This pitch is called rast kuk (right tuning). When the instrumentalist performs with a singer whose voice is not suited to this pitch, he uses chap kuk (left tuning), which is a perfect fourth lower. But, in order to facilitate comparison between the different versions of each gusheh within a single dastgah and also between different dastgah-ha, all the examples that follow have been transposed to start on the note c' or c". The pitch on which this piece was written in the original sources is indicated in brackets. And in the text, the rast kuk for the three most popular instruments will be listed.

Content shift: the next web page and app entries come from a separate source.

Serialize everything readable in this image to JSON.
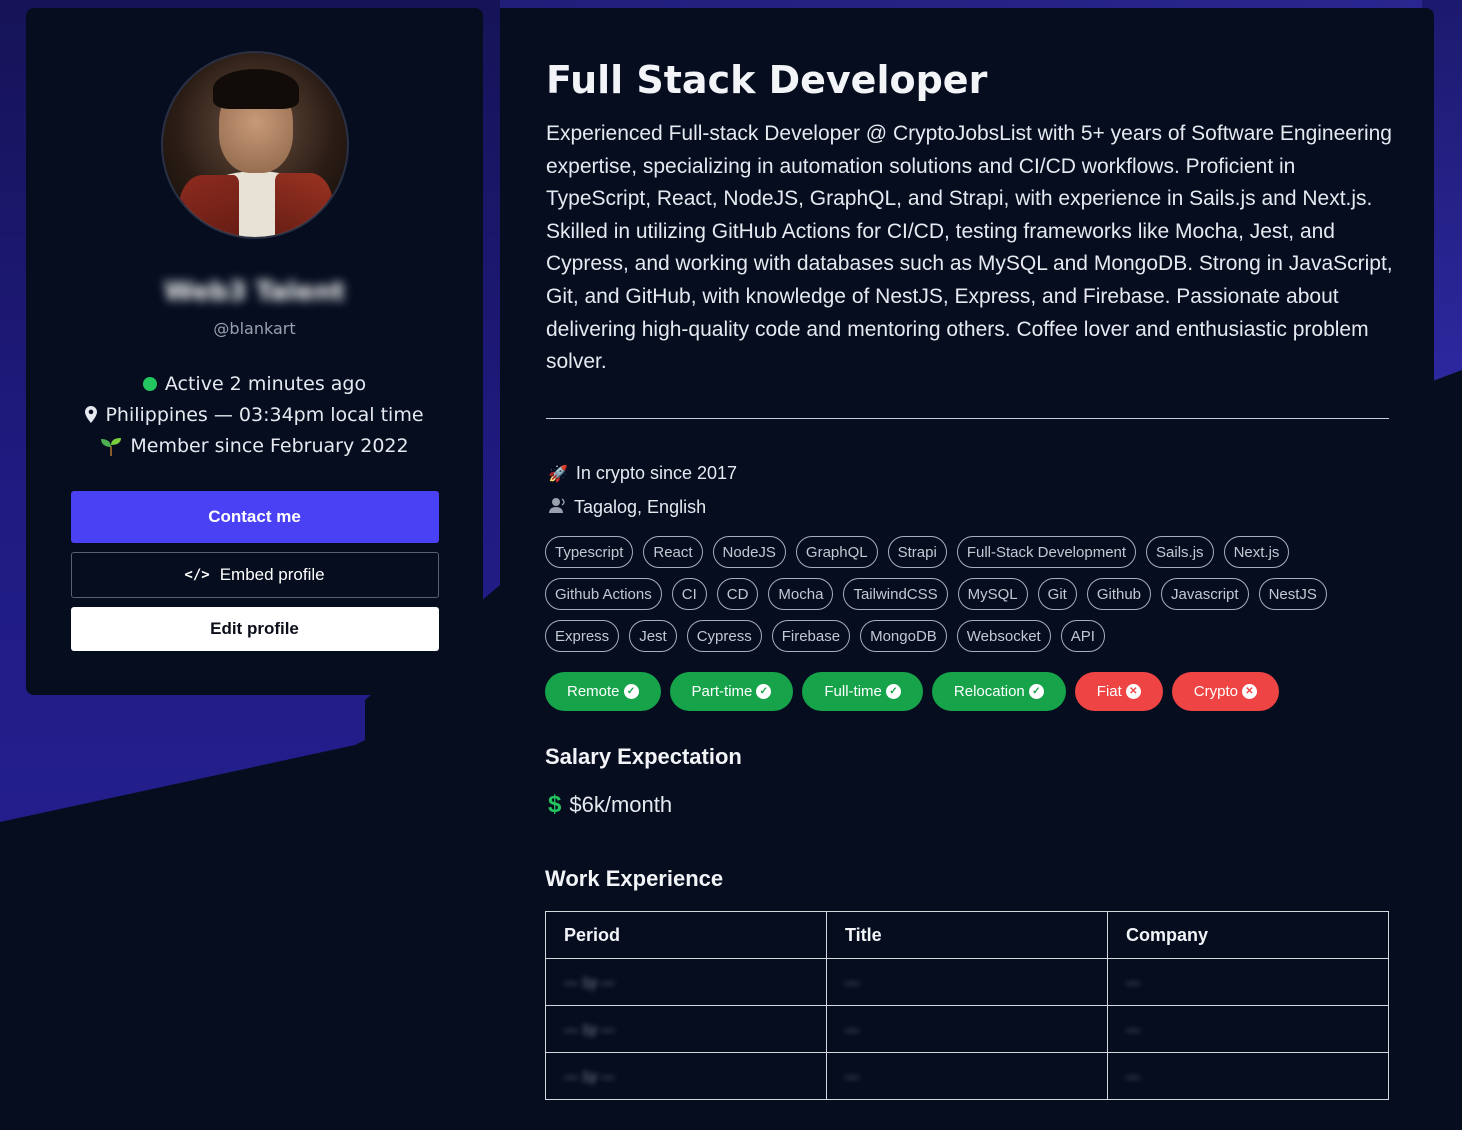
{
  "profile": {
    "display_name": "Web3 Talent",
    "handle": "@blankart",
    "status": "Active 2 minutes ago",
    "location": "Philippines — 03:34pm local time",
    "member_since": "Member since February 2022",
    "contact_label": "Contact me",
    "embed_label": "Embed profile",
    "edit_label": "Edit profile"
  },
  "main": {
    "title": "Full Stack Developer",
    "bio": "Experienced Full-stack Developer @ CryptoJobsList with 5+ years of Software Engineering expertise, specializing in automation solutions and CI/CD workflows. Proficient in TypeScript, React, NodeJS, GraphQL, and Strapi, with experience in Sails.js and Next.js. Skilled in utilizing GitHub Actions for CI/CD, testing frameworks like Mocha, Jest, and Cypress, and working with databases such as MySQL and MongoDB. Strong in JavaScript, Git, and GitHub, with knowledge of NestJS, Express, and Firebase. Passionate about delivering high-quality code and mentoring others. Coffee lover and enthusiastic problem solver.",
    "crypto_since": "In crypto since 2017",
    "languages": "Tagalog, English",
    "skills": [
      "Typescript",
      "React",
      "NodeJS",
      "GraphQL",
      "Strapi",
      "Full-Stack Development",
      "Sails.js",
      "Next.js",
      "Github Actions",
      "CI",
      "CD",
      "Mocha",
      "TailwindCSS",
      "MySQL",
      "Git",
      "Github",
      "Javascript",
      "NestJS",
      "Express",
      "Jest",
      "Cypress",
      "Firebase",
      "MongoDB",
      "Websocket",
      "API"
    ],
    "preferences": [
      {
        "label": "Remote",
        "ok": true
      },
      {
        "label": "Part-time",
        "ok": true
      },
      {
        "label": "Full-time",
        "ok": true
      },
      {
        "label": "Relocation",
        "ok": true
      },
      {
        "label": "Fiat",
        "ok": false
      },
      {
        "label": "Crypto",
        "ok": false
      }
    ],
    "salary_title": "Salary Expectation",
    "salary_value": "$6k/month",
    "work_title": "Work Experience",
    "work_headers": [
      "Period",
      "Title",
      "Company"
    ],
    "work_rows": [
      [
        "— 1y —",
        "—",
        "—"
      ],
      [
        "— 1y —",
        "—",
        "—"
      ],
      [
        "— 1y —",
        "—",
        "—"
      ]
    ]
  },
  "colors": {
    "accent": "#4a41f5",
    "success": "#16a34a",
    "danger": "#ef4444",
    "background": "#050d1f"
  },
  "icons": [
    "pin-icon",
    "sprout-icon",
    "code-icon",
    "rocket-icon",
    "speaker-icon",
    "check-circle-icon",
    "x-circle-icon",
    "dollar-icon"
  ]
}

The order of presentation of the dastgah-ha is close to that used by many Persian theorists: Shur and its four naghmeh; Mahur; Homayun and its naghmeh; Sehgah; Chahargah; Nava; and Rast Panjgah. This arrangement seems not to be based on any intrinsic feature of the twelve systems but rather on popularity. Shur and its four naghmeh are the ones most often played in Persia today, whereas Nava and Rast Panjgah are hardly played at all. The dastgah-ha in between these seven are equally common, with perhaps a slight preference for Mahur and Esfahan.
Two sets of recordings of Persian art music that could be consulted in conjunction with this chapter are generally accessible in Western music libraries: The Folkways recording Classical Music of Iran: Dastgah Systems contains all twelve dastgah and all the important instruments. The Bärenreiter recordings, A Musical Anthology of the Orient, Iran I and II, tend to have longer selections, but they contain only Abu Ata, Bayat-e Tork, Dashti, Sehgah, Chahargah, Bakhtiari (in Homayun) and Esfahan.
The radif is a body of material that has been handed down mainly by oral tradition, and there is no one certified version of any part of it. Furthermore, there is no single theoretical opinion agreed to by all Persian m-usicians. Hence, the examples of the daramad-ha quoted in score below and the listing of the important gusheh-ha given in the text are by no means exclusive. They were presented as objectively as possible, but by a foreigner whose knowledge of the tradition is necessarily limited. Moreover, these examples stem from one tradition, the radif of Mirza Abdullah as transmitted mainly through Mussa Mac ruffi, Abol Hassan Saba, and Nur Ali Borumand. This school does not represent the entire maqam tradition in Iran but merely one of its major branches. Native Persian readers and non-Persians who have learned the radif from a different source may well disagree with these selections and interpretations.